John, Tom and Patch in January 2009. Today was their second birthday (but Patch disappeared when he was six months). This is my favorite photo of them altogether, on my favorite chair.

Our former Hancock home in a Wallace Nutting print.
Thanksgiving is time to give pause to our many blessings, the love of each other, and memories of holidays past. I'm glad that I am at a point in my life now where I can remember the magical holidays of childhood and beyond without a full immersion of bittersweet sorrow, or even a tinge of it–where I can be in a memory or a feeling or a place in my mind and linger there, a bit, but not dwell too much in what has past. It's not always an easy thing for me. ["Dwell, Stew, Obsess!" in the words of cartoonist Roz Chast.]

Edward Henry Corbould (1869), Cold
I know why the holidays can be the hardest time of year for some people: I have been in that place. I now embrace the winter months like a warm, cozy throw. It is admittedly less wintry here in Kentucky but still just as dark, cold and bleak as any mild winter we have experienced in New Hampshire. Winter is now something I am happy to put on and to wear, like a shroud, as I tuck in for a few months of reflection and repurposing. It's a necessary system reboot for the soul.

What Sting said so poetically about the winter season of darkness in his notes for his beautiful album, If On a Winter's Night, captures what I feel about winter now:
Peter Ilsted (1861-1933), Woman Reading by Candlelight
Walking amid the snows of Winter, or sitting entranced in a darkened room gazing at the firelight, usually evokes in me a mood of reflection, a mood that can be at times philosophical, at others wildly irrational; I find myself haunted by memories. For Winter is the season of ghosts; and ghosts, if they can be said to reside anywhere, reside here in this season of frosts and in these long hours of darkness. We must treat with them calmly and civilly, before the snows melt, and the cycle of the seasons begins once more. 
A Footnote:
Seeing the credits roll past at the end of On the Road to Punkin Chunkin, we realized it was Chucky's tractor trailer driving out of town, east on Main Street in Hancock where we used to live in New Hampshire.
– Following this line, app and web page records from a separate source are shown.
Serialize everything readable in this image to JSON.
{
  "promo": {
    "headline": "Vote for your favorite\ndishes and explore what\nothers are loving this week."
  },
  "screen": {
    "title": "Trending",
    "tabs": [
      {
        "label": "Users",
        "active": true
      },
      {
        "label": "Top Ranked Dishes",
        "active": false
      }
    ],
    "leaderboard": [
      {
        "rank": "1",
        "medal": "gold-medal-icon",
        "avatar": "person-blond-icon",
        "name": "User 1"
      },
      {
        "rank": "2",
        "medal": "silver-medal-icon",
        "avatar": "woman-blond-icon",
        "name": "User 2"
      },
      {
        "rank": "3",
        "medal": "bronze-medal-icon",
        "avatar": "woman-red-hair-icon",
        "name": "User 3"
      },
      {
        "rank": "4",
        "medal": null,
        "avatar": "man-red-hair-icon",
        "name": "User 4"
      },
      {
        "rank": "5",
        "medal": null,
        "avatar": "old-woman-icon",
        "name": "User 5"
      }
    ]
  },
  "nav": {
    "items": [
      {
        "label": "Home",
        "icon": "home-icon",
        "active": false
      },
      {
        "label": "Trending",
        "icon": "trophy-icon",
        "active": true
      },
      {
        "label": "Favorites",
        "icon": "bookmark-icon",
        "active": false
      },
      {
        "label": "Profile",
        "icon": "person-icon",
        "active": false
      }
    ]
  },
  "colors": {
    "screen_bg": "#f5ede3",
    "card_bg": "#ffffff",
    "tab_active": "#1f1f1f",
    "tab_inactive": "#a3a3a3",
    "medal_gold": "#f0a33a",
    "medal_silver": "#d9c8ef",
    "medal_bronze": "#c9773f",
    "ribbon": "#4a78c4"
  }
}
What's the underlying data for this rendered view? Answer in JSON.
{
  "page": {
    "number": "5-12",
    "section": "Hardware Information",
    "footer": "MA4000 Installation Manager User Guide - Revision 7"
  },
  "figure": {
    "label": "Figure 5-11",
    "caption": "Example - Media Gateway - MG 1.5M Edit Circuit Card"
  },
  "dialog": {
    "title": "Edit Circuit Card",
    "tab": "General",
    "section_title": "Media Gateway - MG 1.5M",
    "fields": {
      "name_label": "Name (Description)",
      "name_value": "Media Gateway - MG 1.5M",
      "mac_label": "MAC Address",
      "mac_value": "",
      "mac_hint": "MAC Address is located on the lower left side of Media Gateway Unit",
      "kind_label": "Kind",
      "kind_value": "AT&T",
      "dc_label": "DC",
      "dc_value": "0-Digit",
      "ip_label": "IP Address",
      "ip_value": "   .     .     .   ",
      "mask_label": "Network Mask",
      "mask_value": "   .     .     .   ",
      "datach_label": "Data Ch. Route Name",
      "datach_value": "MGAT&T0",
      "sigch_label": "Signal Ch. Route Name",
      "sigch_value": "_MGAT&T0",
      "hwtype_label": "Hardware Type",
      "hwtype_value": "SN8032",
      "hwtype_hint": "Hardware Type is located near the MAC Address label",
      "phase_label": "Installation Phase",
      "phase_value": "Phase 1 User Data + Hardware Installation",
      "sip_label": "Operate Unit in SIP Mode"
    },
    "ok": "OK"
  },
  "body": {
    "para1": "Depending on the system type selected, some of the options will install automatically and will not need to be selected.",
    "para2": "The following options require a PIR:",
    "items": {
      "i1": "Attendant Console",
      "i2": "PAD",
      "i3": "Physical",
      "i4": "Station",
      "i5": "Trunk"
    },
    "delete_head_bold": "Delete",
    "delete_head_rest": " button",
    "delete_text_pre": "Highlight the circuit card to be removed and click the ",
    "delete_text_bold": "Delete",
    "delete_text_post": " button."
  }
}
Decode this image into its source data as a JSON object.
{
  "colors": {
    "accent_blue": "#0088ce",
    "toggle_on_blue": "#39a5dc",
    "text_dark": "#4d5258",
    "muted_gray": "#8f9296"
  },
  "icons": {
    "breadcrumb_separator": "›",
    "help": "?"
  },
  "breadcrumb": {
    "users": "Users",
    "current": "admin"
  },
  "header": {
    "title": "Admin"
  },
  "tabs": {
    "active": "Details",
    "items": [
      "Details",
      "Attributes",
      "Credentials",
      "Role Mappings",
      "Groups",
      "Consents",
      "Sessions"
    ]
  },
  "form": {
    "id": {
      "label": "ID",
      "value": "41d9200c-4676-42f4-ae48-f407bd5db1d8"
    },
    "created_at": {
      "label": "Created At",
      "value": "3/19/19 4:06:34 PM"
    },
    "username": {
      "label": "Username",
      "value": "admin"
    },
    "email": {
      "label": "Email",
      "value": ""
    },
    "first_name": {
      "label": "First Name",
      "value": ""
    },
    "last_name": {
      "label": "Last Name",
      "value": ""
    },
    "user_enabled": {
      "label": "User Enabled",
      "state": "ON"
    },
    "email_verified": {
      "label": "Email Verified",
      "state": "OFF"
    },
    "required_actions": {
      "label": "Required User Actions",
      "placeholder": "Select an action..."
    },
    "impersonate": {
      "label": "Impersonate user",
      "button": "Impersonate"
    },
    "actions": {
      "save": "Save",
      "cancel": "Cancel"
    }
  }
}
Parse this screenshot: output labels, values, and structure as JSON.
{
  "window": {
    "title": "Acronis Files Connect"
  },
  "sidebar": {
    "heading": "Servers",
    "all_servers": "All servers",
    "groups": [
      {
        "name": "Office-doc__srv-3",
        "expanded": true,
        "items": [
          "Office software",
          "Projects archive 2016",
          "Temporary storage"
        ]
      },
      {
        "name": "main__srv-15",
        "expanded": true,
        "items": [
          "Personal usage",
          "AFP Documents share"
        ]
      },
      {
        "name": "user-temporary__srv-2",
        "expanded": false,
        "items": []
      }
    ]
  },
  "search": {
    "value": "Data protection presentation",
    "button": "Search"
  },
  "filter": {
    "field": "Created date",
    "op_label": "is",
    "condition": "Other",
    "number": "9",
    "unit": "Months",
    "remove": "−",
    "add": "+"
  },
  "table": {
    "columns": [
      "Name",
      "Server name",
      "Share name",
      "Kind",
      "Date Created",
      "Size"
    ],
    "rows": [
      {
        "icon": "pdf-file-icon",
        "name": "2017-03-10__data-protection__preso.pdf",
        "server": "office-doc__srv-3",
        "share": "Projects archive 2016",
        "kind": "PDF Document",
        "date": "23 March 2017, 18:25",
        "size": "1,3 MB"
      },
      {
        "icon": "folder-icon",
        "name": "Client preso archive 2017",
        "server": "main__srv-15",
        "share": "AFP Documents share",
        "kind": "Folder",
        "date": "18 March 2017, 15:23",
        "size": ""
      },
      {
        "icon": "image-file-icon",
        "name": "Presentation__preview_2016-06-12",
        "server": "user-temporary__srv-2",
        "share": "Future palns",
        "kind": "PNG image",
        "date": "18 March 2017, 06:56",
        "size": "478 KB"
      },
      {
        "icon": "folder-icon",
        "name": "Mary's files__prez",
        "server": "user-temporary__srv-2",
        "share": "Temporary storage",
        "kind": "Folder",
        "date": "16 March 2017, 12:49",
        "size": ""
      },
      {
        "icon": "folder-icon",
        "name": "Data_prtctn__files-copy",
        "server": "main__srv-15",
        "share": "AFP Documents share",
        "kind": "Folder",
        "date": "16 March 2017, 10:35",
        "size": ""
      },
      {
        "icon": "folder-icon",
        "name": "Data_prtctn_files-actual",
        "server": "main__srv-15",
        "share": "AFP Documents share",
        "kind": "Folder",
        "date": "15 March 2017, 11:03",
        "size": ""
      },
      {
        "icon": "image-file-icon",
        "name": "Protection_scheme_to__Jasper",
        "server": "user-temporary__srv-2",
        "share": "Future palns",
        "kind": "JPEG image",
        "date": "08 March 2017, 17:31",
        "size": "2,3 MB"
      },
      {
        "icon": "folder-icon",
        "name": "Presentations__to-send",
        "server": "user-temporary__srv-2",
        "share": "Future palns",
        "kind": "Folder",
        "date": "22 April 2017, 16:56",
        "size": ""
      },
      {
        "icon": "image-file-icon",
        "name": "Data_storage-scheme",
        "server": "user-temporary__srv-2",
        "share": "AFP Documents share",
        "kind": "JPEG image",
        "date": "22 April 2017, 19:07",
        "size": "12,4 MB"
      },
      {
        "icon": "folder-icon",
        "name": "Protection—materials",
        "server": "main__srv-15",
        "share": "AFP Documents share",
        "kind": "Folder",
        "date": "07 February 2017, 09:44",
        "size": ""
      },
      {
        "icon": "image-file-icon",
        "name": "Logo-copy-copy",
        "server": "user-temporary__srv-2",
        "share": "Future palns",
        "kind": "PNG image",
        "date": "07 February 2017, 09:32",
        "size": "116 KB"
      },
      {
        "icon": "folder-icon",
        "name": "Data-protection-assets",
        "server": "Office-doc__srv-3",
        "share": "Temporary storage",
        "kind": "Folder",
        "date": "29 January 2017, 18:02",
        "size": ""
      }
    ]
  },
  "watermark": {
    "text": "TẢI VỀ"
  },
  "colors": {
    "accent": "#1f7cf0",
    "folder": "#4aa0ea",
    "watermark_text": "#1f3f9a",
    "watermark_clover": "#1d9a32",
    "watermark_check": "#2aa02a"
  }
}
But seeing it, in such a blur, we were able to stop the frames with the slow motion feature of TeVo, and there was our old house, in the top photo (at left, with the brick end). A strange encounter, indeed. The whirring of the sped up film also reminded me of how I process memory: that it flies through me in a blur and then it is gone again, like the wind. But where does it go?

1 comment:

Anonymous said...

LOVED this blog! I would say something CATTY but shall refrain.

Yosemite Cat House